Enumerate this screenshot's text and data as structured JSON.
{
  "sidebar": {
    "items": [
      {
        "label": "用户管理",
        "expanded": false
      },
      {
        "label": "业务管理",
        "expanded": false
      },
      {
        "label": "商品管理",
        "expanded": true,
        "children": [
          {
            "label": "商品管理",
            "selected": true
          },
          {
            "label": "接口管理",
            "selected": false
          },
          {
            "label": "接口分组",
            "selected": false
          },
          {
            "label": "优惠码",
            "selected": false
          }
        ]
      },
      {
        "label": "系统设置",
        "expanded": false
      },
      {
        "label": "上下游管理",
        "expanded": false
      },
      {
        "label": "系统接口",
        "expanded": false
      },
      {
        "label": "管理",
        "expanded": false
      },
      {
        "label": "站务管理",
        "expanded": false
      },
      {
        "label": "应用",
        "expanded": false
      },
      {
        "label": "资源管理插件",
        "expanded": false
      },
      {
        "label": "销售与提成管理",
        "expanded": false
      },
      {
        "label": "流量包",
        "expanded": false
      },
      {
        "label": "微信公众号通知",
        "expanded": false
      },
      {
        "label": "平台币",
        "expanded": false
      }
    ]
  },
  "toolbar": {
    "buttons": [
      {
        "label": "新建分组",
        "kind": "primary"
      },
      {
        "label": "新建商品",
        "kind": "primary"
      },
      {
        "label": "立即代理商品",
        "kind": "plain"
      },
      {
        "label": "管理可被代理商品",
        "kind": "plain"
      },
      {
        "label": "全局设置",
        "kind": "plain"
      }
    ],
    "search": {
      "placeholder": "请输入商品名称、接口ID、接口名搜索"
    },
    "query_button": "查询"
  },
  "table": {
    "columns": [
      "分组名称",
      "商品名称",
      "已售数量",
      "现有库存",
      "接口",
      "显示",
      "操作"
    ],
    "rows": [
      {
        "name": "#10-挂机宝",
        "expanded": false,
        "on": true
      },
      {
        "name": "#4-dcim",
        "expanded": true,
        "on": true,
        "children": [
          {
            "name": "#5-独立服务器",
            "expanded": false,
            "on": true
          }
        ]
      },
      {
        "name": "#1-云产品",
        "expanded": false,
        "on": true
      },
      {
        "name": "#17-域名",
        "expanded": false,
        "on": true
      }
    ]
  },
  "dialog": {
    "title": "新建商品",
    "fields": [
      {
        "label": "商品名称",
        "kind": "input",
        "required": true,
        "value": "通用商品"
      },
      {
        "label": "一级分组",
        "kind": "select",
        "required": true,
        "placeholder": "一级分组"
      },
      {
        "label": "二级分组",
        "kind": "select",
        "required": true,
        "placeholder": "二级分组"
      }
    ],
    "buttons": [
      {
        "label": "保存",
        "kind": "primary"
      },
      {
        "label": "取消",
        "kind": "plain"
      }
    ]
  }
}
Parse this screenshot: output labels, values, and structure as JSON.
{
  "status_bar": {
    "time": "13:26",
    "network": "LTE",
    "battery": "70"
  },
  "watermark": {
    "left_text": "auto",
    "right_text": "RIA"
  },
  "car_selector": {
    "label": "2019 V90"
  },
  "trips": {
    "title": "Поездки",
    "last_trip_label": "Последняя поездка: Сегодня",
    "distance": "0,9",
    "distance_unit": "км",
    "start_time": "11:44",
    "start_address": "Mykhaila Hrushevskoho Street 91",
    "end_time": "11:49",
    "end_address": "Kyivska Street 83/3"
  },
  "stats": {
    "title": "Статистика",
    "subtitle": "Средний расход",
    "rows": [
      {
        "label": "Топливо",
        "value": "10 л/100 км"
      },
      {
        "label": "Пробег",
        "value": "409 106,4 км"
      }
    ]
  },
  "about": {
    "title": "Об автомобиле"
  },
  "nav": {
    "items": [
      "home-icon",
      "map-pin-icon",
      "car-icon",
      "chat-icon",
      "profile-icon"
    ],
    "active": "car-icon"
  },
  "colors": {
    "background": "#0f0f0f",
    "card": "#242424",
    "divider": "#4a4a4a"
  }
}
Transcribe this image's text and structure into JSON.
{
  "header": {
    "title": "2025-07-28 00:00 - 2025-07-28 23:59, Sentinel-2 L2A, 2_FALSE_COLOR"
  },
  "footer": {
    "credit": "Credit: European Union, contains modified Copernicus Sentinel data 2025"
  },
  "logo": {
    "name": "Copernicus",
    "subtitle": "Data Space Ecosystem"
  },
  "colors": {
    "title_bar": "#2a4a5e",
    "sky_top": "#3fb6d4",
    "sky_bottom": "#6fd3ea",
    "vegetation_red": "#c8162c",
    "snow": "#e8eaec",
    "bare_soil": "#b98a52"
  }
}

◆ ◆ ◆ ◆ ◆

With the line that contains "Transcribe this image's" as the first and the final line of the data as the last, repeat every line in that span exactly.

Transcribe this image's text and structure into JSON.
{
  "header": {
    "title": "2025-07-28 00:00 - 2025-07-28 23:59, Sentinel-2 L2A, 2_FALSE_COLOR"
  },
  "footer": {
    "credit": "Credit: European Union, contains modified Copernicus Sentinel data 2025"
  },
  "logo": {
    "name": "Copernicus",
    "subtitle": "Data Space Ecosystem"
  },
  "colors": {
    "title_bar": "#2a4a5e",
    "sky_top": "#3fb6d4",
    "sky_bottom": "#6fd3ea",
    "vegetation_red": "#c8162c",
    "snow": "#e8eaec",
    "bare_soil": "#b98a52"
  }
}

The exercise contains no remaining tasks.